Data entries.
--------------------------------------------------

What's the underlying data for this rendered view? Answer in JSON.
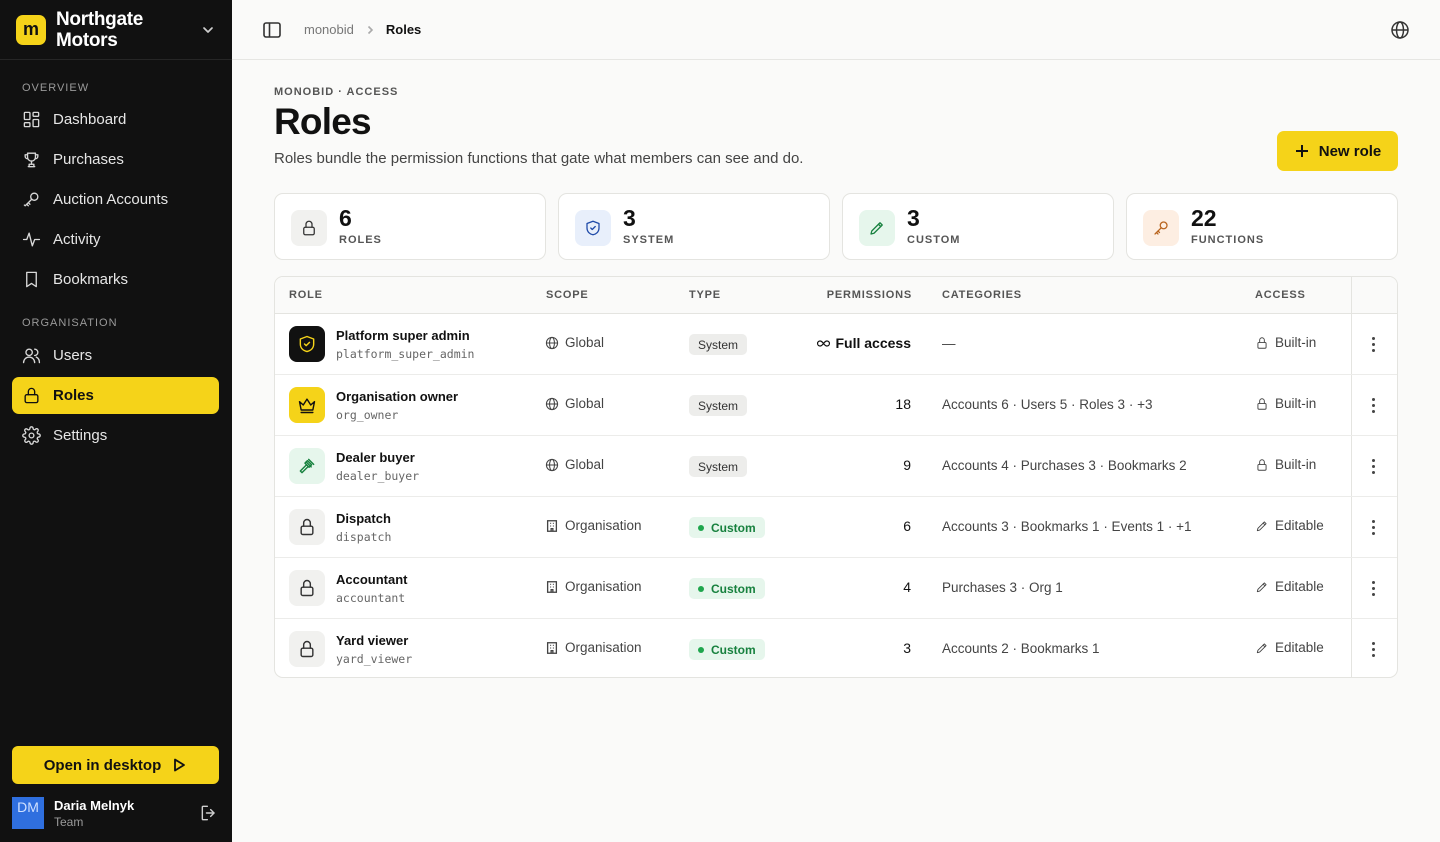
{
  "brand": {
    "logo_letter": "m",
    "name_line1": "Northgate",
    "name_line2": "Motors"
  },
  "nav": {
    "overview_label": "OVERVIEW",
    "organisation_label": "ORGANISATION",
    "items": [
      {
        "label": "Dashboard",
        "icon": "dashboard-icon"
      },
      {
        "label": "Purchases",
        "icon": "trophy-icon"
      },
      {
        "label": "Auction Accounts",
        "icon": "key-icon"
      },
      {
        "label": "Activity",
        "icon": "activity-icon"
      },
      {
        "label": "Bookmarks",
        "icon": "bookmark-icon"
      },
      {
        "label": "Users",
        "icon": "users-icon"
      },
      {
        "label": "Roles",
        "icon": "lock-icon",
        "active": true
      },
      {
        "label": "Settings",
        "icon": "gear-icon"
      }
    ]
  },
  "sidebar_footer": {
    "open_desktop_label": "Open in desktop",
    "user": {
      "initials": "DM",
      "name": "Daria Melnyk",
      "team": "Team"
    }
  },
  "breadcrumb": {
    "root": "monobid",
    "current": "Roles"
  },
  "page": {
    "eyebrow": "MONOBID · ACCESS",
    "title": "Roles",
    "subtitle": "Roles bundle the permission functions that gate what members can see and do.",
    "new_role_label": "New role"
  },
  "stats": [
    {
      "value": "6",
      "label": "ROLES",
      "icon": "lock-icon"
    },
    {
      "value": "3",
      "label": "SYSTEM",
      "icon": "shield-icon"
    },
    {
      "value": "3",
      "label": "CUSTOM",
      "icon": "pencil-icon"
    },
    {
      "value": "22",
      "label": "FUNCTIONS",
      "icon": "key-icon"
    }
  ],
  "table": {
    "headers": {
      "role": "ROLE",
      "scope": "SCOPE",
      "type": "TYPE",
      "permissions": "PERMISSIONS",
      "categories": "CATEGORIES",
      "access": "ACCESS"
    },
    "rows": [
      {
        "name": "Platform super admin",
        "code": "platform_super_admin",
        "scope": "Global",
        "type": "System",
        "permissions": "Full access",
        "categories": "—",
        "access": "Built-in"
      },
      {
        "name": "Organisation owner",
        "code": "org_owner",
        "scope": "Global",
        "type": "System",
        "permissions": "18",
        "categories": "Accounts 6 · Users 5 · Roles 3 · +3",
        "access": "Built-in"
      },
      {
        "name": "Dealer buyer",
        "code": "dealer_buyer",
        "scope": "Global",
        "type": "System",
        "permissions": "9",
        "categories": "Accounts 4 · Purchases 3 · Bookmarks 2",
        "access": "Built-in"
      },
      {
        "name": "Dispatch",
        "code": "dispatch",
        "scope": "Organisation",
        "type": "Custom",
        "permissions": "6",
        "categories": "Accounts 3 · Bookmarks 1 · Events 1 · +1",
        "access": "Editable"
      },
      {
        "name": "Accountant",
        "code": "accountant",
        "scope": "Organisation",
        "type": "Custom",
        "permissions": "4",
        "categories": "Purchases 3 · Org 1",
        "access": "Editable"
      },
      {
        "name": "Yard viewer",
        "code": "yard_viewer",
        "scope": "Organisation",
        "type": "Custom",
        "permissions": "3",
        "categories": "Accounts 2 · Bookmarks 1",
        "access": "Editable"
      }
    ]
  },
  "colors": {
    "accent": "#f5d319",
    "sidebar_bg": "#111111",
    "custom_green": "#17813e"
  }
}
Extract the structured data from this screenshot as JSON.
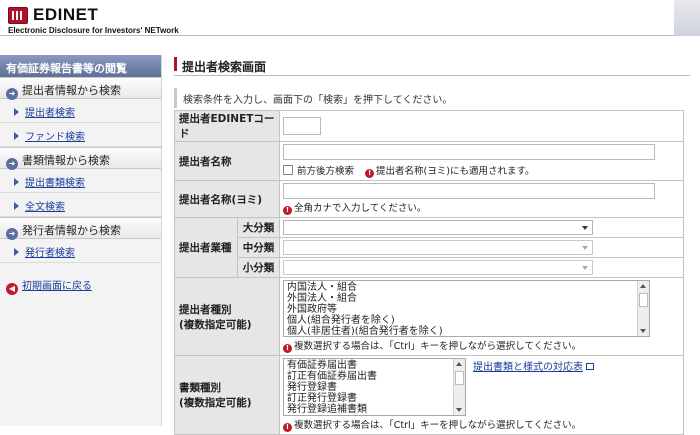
{
  "header": {
    "logo": "EDINET",
    "subtitle": "Electronic Disclosure for Investors' NETwork"
  },
  "sidebar": {
    "title": "有価証券報告書等の閲覧",
    "sections": [
      {
        "label": "提出者情報から検索",
        "items": [
          "提出者検索",
          "ファンド検索"
        ]
      },
      {
        "label": "書類情報から検索",
        "items": [
          "提出書類検索",
          "全文検索"
        ]
      },
      {
        "label": "発行者情報から検索",
        "items": [
          "発行者検索"
        ]
      }
    ],
    "back_link": "初期画面に戻る"
  },
  "main": {
    "title": "提出者検索画面",
    "instruction": "検索条件を入力し、画面下の「検索」を押下してください。",
    "fields": {
      "edinet_code_label": "提出者EDINETコード",
      "edinet_code_value": "",
      "name_label": "提出者名称",
      "name_value": "",
      "name_option": "前方後方検索",
      "name_note": "提出者名称(ヨミ)にも適用されます。",
      "kana_label": "提出者名称(ヨミ)",
      "kana_value": "",
      "kana_note": "全角カナで入力してください。",
      "industry_label": "提出者業種",
      "industry_large": "大分類",
      "industry_medium": "中分類",
      "industry_small": "小分類",
      "type_label_1": "提出者種別",
      "type_label_2": "(複数指定可能)",
      "type_options": [
        "内国法人・組合",
        "外国法人・組合",
        "外国政府等",
        "個人(組合発行者を除く)",
        "個人(非居住者)(組合発行者を除く)"
      ],
      "type_note": "複数選択する場合は、「Ctrl」キーを押しながら選択してください。",
      "doc_label_1": "書類種別",
      "doc_label_2": "(複数指定可能)",
      "doc_options": [
        "有価証券届出書",
        "訂正有価証券届出書",
        "発行登録書",
        "訂正発行登録書",
        "発行登録追補書類"
      ],
      "doc_link": "提出書類と様式の対応表",
      "doc_note": "複数選択する場合は、「Ctrl」キーを押しながら選択してください。"
    }
  },
  "colors": {
    "accent": "#b0112a",
    "sidebar_head": "#6a7aa4",
    "link": "#1a3d9a"
  }
}
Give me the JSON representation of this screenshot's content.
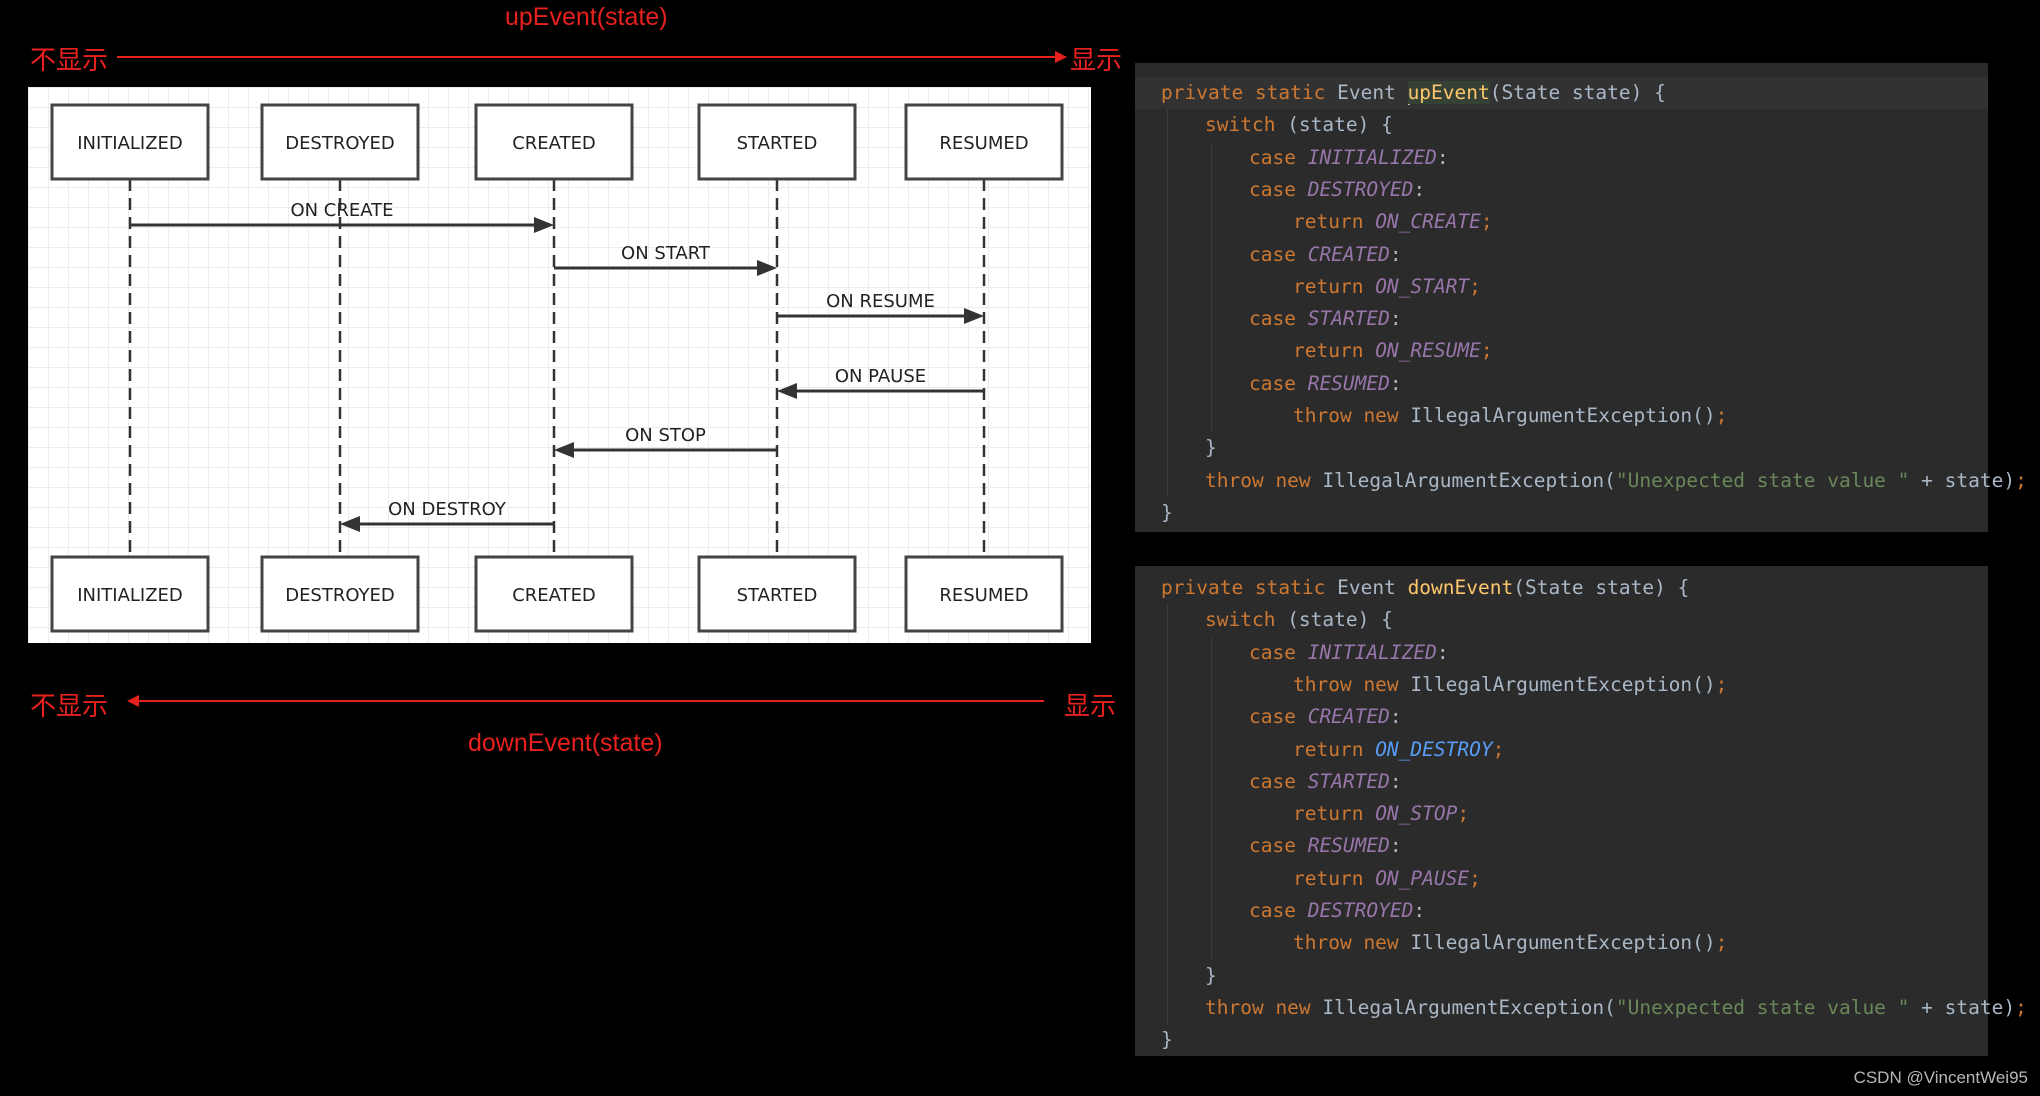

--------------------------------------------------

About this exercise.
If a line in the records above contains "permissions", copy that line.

Response box.
      "permissions": "PERMISSIONS",
        "permissions": "Full access",
        "permissions": "18",
        "permissions": "9",
        "permissions": "6",
        "permissions": "4",
        "permissions": "3",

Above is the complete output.